The revival, urged by strong intra-EU travel from key markets such as Germany, France, and the Netherlands, also sees a gradual increase in long-haul arrivals, albeit at a slower pace evident between regions such as Asia-Pacific and North America.

The high travel demand seen in 2023 provided a significant boost to European economies and will help improve the balance sheets of tourism companies, which were hard hit by travel restrictions. However, the return to pre-pandemic levels will also put pressure on accelerating the sustainable transition of the travel industry.

Miguel Sanz, ETC’s President

As the ETC report explains, two-thirds of destinations report either a full recovery or arrivals within ten per cent of pre-pandemic levels, with southern European destinations leading the charge, benefiting from favourable weather and affordable travel costs.
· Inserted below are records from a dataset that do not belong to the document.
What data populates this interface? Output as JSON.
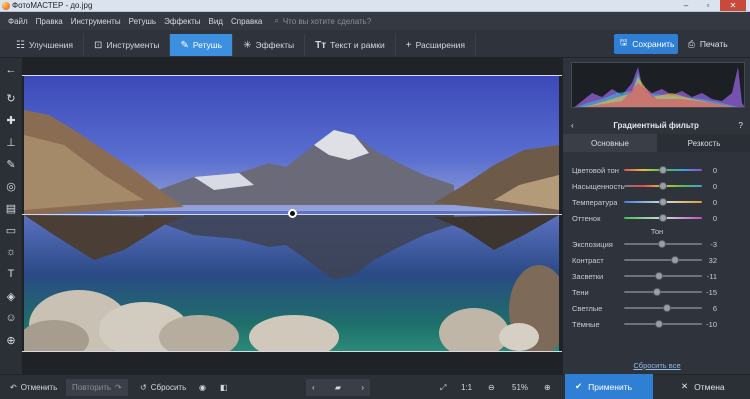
{
  "window": {
    "title": "ФотоМАСТЕР - до.jpg"
  },
  "menu": {
    "items": [
      "Файл",
      "Правка",
      "Инструменты",
      "Ретушь",
      "Эффекты",
      "Вид",
      "Справка"
    ],
    "search_placeholder": "Что вы хотите сделать?"
  },
  "toolbar": {
    "tabs": [
      {
        "label": "Улучшения",
        "icon": "sliders-icon"
      },
      {
        "label": "Инструменты",
        "icon": "crop-icon"
      },
      {
        "label": "Ретушь",
        "icon": "brush-icon",
        "active": true
      },
      {
        "label": "Эффекты",
        "icon": "magic-wand-icon"
      },
      {
        "label": "Текст и рамки",
        "icon": "text-icon"
      },
      {
        "label": "Расширения",
        "icon": "plus-icon"
      }
    ],
    "save_label": "Сохранить",
    "print_label": "Печать"
  },
  "panel": {
    "title": "Градиентный фильтр",
    "tabs": [
      "Основные",
      "Резкость"
    ],
    "color_sliders": [
      {
        "label": "Цветовой тон",
        "value": "0"
      },
      {
        "label": "Насыщенность",
        "value": "0"
      },
      {
        "label": "Температура",
        "value": "0"
      },
      {
        "label": "Оттенок",
        "value": "0"
      }
    ],
    "tone_section": "Тон",
    "tone_sliders": [
      {
        "label": "Экспозиция",
        "value": "-3"
      },
      {
        "label": "Контраст",
        "value": "32"
      },
      {
        "label": "Засветки",
        "value": "-11"
      },
      {
        "label": "Тени",
        "value": "-15"
      },
      {
        "label": "Светлые",
        "value": "6"
      },
      {
        "label": "Тёмные",
        "value": "-10"
      }
    ],
    "reset_all": "Сбросить все"
  },
  "bottom": {
    "undo_label": "Отменить",
    "redo_label": "Повторить",
    "reset_label": "Сбросить",
    "zoom_1to1": "1:1",
    "zoom_value": "51%",
    "apply_label": "Применить",
    "cancel_label": "Отмена"
  },
  "colors": {
    "accent": "#2f7fd4",
    "active_tab": "#3d8fe0"
  }
}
The Southern European destinations that showed growth in terms of the number of arrivals are as follows:

  • Serbia
  • Portugal
  • Montenegro
  • Türkiye
  • Malta

Despite the challenges, countries such as Iceland and the Netherlands also show notable rebounds, while Eastern European destinations bordering Russia face a slower recovery.
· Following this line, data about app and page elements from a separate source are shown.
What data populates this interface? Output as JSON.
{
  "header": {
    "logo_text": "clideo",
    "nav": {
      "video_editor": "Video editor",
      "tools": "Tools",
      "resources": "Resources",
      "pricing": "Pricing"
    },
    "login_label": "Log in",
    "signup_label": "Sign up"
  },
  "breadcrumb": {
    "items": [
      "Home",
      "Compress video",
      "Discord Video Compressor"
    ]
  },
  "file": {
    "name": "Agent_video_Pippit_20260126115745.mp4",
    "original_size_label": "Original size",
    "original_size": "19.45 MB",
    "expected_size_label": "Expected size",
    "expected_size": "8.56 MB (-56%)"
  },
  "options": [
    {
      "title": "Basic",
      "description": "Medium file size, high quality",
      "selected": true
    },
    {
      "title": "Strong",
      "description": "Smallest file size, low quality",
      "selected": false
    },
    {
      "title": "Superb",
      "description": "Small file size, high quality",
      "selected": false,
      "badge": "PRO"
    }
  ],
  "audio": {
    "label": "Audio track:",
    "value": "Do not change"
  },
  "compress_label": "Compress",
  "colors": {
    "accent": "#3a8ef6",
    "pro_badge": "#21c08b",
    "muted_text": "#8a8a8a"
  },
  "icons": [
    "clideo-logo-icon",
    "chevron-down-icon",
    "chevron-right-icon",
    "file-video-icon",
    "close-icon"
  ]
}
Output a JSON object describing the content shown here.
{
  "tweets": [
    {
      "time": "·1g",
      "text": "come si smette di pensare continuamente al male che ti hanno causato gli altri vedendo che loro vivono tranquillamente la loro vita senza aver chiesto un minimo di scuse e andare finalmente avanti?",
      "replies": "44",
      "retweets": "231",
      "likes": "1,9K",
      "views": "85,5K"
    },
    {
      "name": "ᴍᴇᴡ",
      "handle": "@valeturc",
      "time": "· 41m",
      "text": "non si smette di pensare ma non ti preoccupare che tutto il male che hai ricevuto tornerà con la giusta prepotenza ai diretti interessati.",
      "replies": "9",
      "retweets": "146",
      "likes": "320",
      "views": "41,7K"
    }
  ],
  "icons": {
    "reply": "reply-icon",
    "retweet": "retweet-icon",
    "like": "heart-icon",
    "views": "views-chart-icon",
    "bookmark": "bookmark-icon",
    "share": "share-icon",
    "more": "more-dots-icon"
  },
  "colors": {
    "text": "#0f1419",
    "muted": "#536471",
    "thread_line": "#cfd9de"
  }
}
The ETC further noted that the recovery unfolds against a backdrop of inflationary pressures affecting both industry and tourists alike, with the fourth quarter of last year seeing a 23 per cent increase compared to 2019 levels, particularly impacting international flights, package holidays, and hotel prices.

Despite the strain on household finances, most travellers remain undeterred, with price pressures easing slightly in the final months 2023.

Moreover, in the area of ​​long-haul travel, the return of Chinese tourists since China’s reopening has been gradual, with arrivals in 2023 remaining well below pre-pandemic levels.

On the other hand, North American markets, particularly the United States and Canada, are showing significant recovery, with reported increases in arrivals and nights, along with innovative developments in sustainable travel options such as combined flight reservation systems and rail to Europe, introduced by American and Canadian airlines.